With his personal life taking on a new direction, Black apparently contemplates no immi-


1991: Lost $3.4 million on revenues of $895.5 million.

Publications: Canada’s largest daily newspaper, The Toronto Star, and 27 community newspapers in southern Ontario. Also publishes a number of other products, including romance books, under its Harlequin Enterprises Ltd. subsidiary.

Share of national daily circulation: 10 percent.

“My great concern,” said publisher David Jolley, “is what the role of the daily newspaper will be now that there is so much competition from other types of media.” The Star has responded with such innovations as Starphone, a service in which readers can choose to hear information ranging from horse racing results to stock-market quotes and soap opera updates by entering different numbers on their Touch-Tone phones. Added Jolley: “We see ourselves not just as an operator of a daily newspaper but as an information provider.”

nent change of course in business. In a speech at York University a year ago, he concluded by quoting Thomson Corp. founder Roy Thomson. When asked why he wanted to buy more newspapers, Thomson replied, “To make more money to buy more newspapers.” Speaking to Maclean’s, Black said that the comment

was a joke. Still, there is clearly more to his feelings for publishing than merely profits. He said that he hopes to improve the newspapers he owns. “I’m trying to inform and enlighten our readers at the same time as I enrich our shareholders,” he declared, adding with a hint of asperity: “I am making a modest contribution to the integrity of the industry, and let me assure you, that is a continuous uphill struggle.”

Notables: Friends say that Black, already one of Canada’s richest men, also takes deep satisfaction from extending his rarefied network of influential connections on both sides of the Atlantic. Hollinger’s so-called international advisory board includes ^ such notables as Thatcher, 5 Henry Kissinger, former lt; British defence minister and ä? past secretary general of § NATO Lord Carrington, finani cier Lord Rothschild, columnist George Will, former chairman of the U.S. Federal Reserve Paul Volker, industrialist Sir James Goldsmith and National Review editor William F. Buckley Jr. Remarked Jackman: “I collect toy soldiers, he collects those people.”

Black denied, however, that his interest in powerful company extends to a desire to acquire a title, as two earlier Canadian press barons did.
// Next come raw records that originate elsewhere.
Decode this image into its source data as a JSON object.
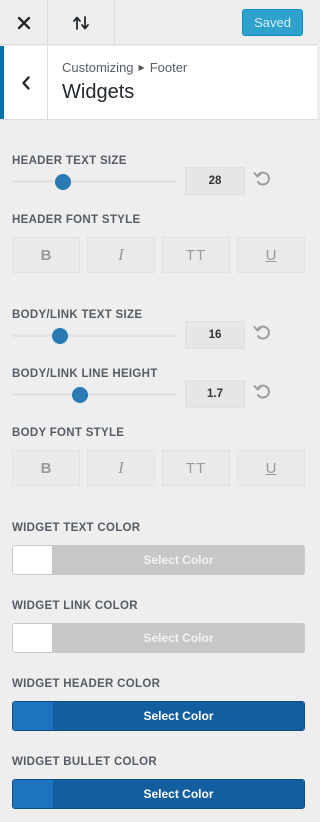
{
  "topbar": {
    "saved_label": "Saved"
  },
  "panel": {
    "breadcrumb_prefix": "Customizing",
    "breadcrumb_section": "Footer",
    "title": "Widgets"
  },
  "controls": {
    "header_text_size": {
      "label": "HEADER TEXT SIZE",
      "value": "28",
      "position": 0.31
    },
    "header_font_style": {
      "label": "HEADER FONT STYLE",
      "buttons": [
        "B",
        "I",
        "TT",
        "U"
      ]
    },
    "body_text_size": {
      "label": "BODY/LINK TEXT SIZE",
      "value": "16",
      "position": 0.29
    },
    "body_line_height": {
      "label": "BODY/LINK LINE HEIGHT",
      "value": "1.7",
      "position": 0.41
    },
    "body_font_style": {
      "label": "BODY FONT STYLE",
      "buttons": [
        "B",
        "I",
        "TT",
        "U"
      ]
    },
    "widget_text_color": {
      "label": "WIDGET TEXT COLOR",
      "button": "Select Color",
      "color": ""
    },
    "widget_link_color": {
      "label": "WIDGET LINK COLOR",
      "button": "Select Color",
      "color": ""
    },
    "widget_header_color": {
      "label": "WIDGET HEADER COLOR",
      "button": "Select Color",
      "color": "#1e73be"
    },
    "widget_bullet_color": {
      "label": "WIDGET BULLET COLOR",
      "button": "Select Color",
      "color": "#1e73be"
    }
  },
  "icons": {
    "close": "close-icon",
    "sort": "sort-arrows-icon",
    "back": "chevron-left-icon",
    "reset": "undo-icon"
  },
  "colors": {
    "accent": "#2ea2cc",
    "slider": "#2a7ab5",
    "nav_border": "#0073aa"
  }
}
He is already a member of the Queen’s Privy Council, having received that honor from Prime Minister Brian Mulroney earlier this year. But he notes that he would have to give up his Canadian citizenship if he were to follow in the steps of Canadian-born press lords Beaverbrook (formerly Max Aitken) and Thomson. “I have no need for any name other than my own,” he declared. “I cannot say absolutely that I would not accept [a title] if one were offered because the quality of the debates in the House of Lords is very high and I would enjoy participating.” As for the most common method of acquiring a title, buying one, Black is disdainful. “No title you can buy is worth having,” he said. But if nothing else, Black’s fondness for surrounding himself with influential world figures indicates that he has not entirely outgrown his youthful enthusiasms. Napoleon also enjoyed peopling the Imperial French court with the brightest lights of his day.